===== Data under study =====
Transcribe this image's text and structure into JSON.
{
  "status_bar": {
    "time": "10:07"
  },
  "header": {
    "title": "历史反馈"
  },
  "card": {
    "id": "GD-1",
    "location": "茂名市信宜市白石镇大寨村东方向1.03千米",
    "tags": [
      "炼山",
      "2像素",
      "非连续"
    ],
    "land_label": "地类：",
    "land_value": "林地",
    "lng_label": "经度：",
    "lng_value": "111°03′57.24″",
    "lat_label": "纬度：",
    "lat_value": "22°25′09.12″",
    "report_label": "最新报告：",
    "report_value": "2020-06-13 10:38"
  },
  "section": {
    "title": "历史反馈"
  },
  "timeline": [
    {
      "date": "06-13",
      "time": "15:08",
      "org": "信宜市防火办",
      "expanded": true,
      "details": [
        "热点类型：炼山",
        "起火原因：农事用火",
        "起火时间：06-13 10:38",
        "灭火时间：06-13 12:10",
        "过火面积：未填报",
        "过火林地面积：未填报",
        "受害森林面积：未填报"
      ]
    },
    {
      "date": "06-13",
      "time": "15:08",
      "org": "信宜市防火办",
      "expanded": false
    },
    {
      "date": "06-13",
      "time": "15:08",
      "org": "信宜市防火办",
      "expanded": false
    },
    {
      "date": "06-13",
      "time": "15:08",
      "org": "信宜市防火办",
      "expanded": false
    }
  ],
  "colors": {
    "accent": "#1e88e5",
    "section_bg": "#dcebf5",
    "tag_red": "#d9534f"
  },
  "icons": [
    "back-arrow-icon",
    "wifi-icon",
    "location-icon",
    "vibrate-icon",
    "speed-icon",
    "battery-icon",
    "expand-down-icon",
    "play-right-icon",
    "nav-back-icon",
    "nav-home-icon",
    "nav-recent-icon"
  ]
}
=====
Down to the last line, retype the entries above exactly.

Transcribe this image's text and structure into JSON.
{
  "status_bar": {
    "time": "10:07"
  },
  "header": {
    "title": "历史反馈"
  },
  "card": {
    "id": "GD-1",
    "location": "茂名市信宜市白石镇大寨村东方向1.03千米",
    "tags": [
      "炼山",
      "2像素",
      "非连续"
    ],
    "land_label": "地类：",
    "land_value": "林地",
    "lng_label": "经度：",
    "lng_value": "111°03′57.24″",
    "lat_label": "纬度：",
    "lat_value": "22°25′09.12″",
    "report_label": "最新报告：",
    "report_value": "2020-06-13 10:38"
  },
  "section": {
    "title": "历史反馈"
  },
  "timeline": [
    {
      "date": "06-13",
      "time": "15:08",
      "org": "信宜市防火办",
      "expanded": true,
      "details": [
        "热点类型：炼山",
        "起火原因：农事用火",
        "起火时间：06-13 10:38",
        "灭火时间：06-13 12:10",
        "过火面积：未填报",
        "过火林地面积：未填报",
        "受害森林面积：未填报"
      ]
    },
    {
      "date": "06-13",
      "time": "15:08",
      "org": "信宜市防火办",
      "expanded": false
    },
    {
      "date": "06-13",
      "time": "15:08",
      "org": "信宜市防火办",
      "expanded": false
    },
    {
      "date": "06-13",
      "time": "15:08",
      "org": "信宜市防火办",
      "expanded": false
    }
  ],
  "colors": {
    "accent": "#1e88e5",
    "section_bg": "#dcebf5",
    "tag_red": "#d9534f"
  },
  "icons": [
    "back-arrow-icon",
    "wifi-icon",
    "location-icon",
    "vibrate-icon",
    "speed-icon",
    "battery-icon",
    "expand-down-icon",
    "play-right-icon",
    "nav-back-icon",
    "nav-home-icon",
    "nav-recent-icon"
  ]
}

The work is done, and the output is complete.